Once evacuated the AIE members completed a very short dive as part of the instructional feedback part of the assessment were an AS lesson was given and critiqued. This allows you to demonstrate the use of the STEP and REAP procedures for giving feedback to an instructor. Then it was back to the Watersports centre to unload the boat while the AIC group was practicing surface teaching techniques in small boats. With a final review in the class room it was time for the event dinner, the Golden Dragon in Millport and a sumptuous feast it was too, absolutely superb. Once again back to the Centre bar and a nightcap and then off to the land of Morphious.

Sunday dawned bright and warm and I arranged the boats to be brought from the pontoons to the slip to load the dive gear before breakfast. Dry runs for the days practical session saw us all struggling to manage large groups towards a single goal but it gradually came together. Here I took the opportunity for additional dive management and position fixing teaching opportunities where we took transects and then used them to find a compass left on the grass field.

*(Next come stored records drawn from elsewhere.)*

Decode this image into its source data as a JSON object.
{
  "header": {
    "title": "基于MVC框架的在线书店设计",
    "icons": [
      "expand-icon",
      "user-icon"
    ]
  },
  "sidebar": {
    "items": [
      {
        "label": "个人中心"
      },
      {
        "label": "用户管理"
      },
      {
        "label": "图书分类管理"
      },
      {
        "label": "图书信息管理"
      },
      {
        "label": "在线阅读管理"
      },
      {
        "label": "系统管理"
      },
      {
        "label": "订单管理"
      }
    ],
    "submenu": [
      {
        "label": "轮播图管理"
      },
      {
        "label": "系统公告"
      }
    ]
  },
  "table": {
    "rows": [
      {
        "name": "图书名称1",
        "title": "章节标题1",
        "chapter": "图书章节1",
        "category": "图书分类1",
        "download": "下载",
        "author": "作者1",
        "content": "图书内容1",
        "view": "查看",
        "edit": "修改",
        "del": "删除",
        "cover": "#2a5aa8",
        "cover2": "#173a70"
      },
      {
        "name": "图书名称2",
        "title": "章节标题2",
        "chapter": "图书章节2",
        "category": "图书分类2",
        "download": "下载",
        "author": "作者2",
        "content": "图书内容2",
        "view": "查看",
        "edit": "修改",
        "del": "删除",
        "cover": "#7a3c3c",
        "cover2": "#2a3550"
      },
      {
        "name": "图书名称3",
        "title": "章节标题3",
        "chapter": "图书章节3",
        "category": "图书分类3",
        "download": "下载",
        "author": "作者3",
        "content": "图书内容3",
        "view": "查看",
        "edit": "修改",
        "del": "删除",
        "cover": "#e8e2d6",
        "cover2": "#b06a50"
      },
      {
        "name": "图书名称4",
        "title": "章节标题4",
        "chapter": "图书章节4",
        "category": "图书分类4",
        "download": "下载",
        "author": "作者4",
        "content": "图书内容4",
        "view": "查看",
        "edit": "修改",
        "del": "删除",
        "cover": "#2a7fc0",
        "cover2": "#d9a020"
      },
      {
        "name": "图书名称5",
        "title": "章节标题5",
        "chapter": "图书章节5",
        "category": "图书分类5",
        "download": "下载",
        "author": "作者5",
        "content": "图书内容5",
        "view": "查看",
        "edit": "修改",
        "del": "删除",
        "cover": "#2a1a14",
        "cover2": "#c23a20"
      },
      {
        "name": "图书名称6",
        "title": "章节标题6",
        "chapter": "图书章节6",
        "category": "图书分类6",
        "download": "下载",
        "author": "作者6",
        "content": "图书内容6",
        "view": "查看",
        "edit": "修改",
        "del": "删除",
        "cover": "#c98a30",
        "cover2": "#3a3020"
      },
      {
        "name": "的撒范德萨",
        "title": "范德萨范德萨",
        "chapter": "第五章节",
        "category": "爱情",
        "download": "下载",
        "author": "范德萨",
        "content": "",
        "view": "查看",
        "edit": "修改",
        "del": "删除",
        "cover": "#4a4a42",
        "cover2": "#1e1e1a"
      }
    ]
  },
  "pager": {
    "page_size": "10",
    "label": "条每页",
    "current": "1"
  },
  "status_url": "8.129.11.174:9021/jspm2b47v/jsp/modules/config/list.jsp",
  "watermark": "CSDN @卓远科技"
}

This was to reinforce the teachings given the day before which is an integral part of the AIE assessment. Before departing we joined in a dry run for the exercise and once on the boat, we again took time to practice skills for the PDPs. The project dive, a marine survey, using the techniques we had practiced earlier went off well. Additional teaching opportunities involved buoyancy and finning and a little compass navigation but after recording a dozen quadrats we had had enough and with a leaking drysuit reported, called it a day and made an ascent before returning back to the center to dry out and pack the kit away. All that was left was to debrief the dive and then present a report on the project before some generic feedback was given to me by my assessors. And the result, well they won’t tell me until Thursday….but either way it was a memorable and educational weekend spent in some of the best of company

What did I think? Well this is the most draining diving course/assessment I have been on. I went with a positive attitude determined to have fun which I most certainly did. Could I have done better, most certainly ! Did I learn something – absolutely.

(Ed – our diving casualty was transferred to Aberdeen hyperbaric chamber and was put on a 4.5 hr treatment. The symptoms were not conclusive and he was discharged after observation and is reportedly OK. )

Paul’s version (tbc)

Steve’s version (tbc)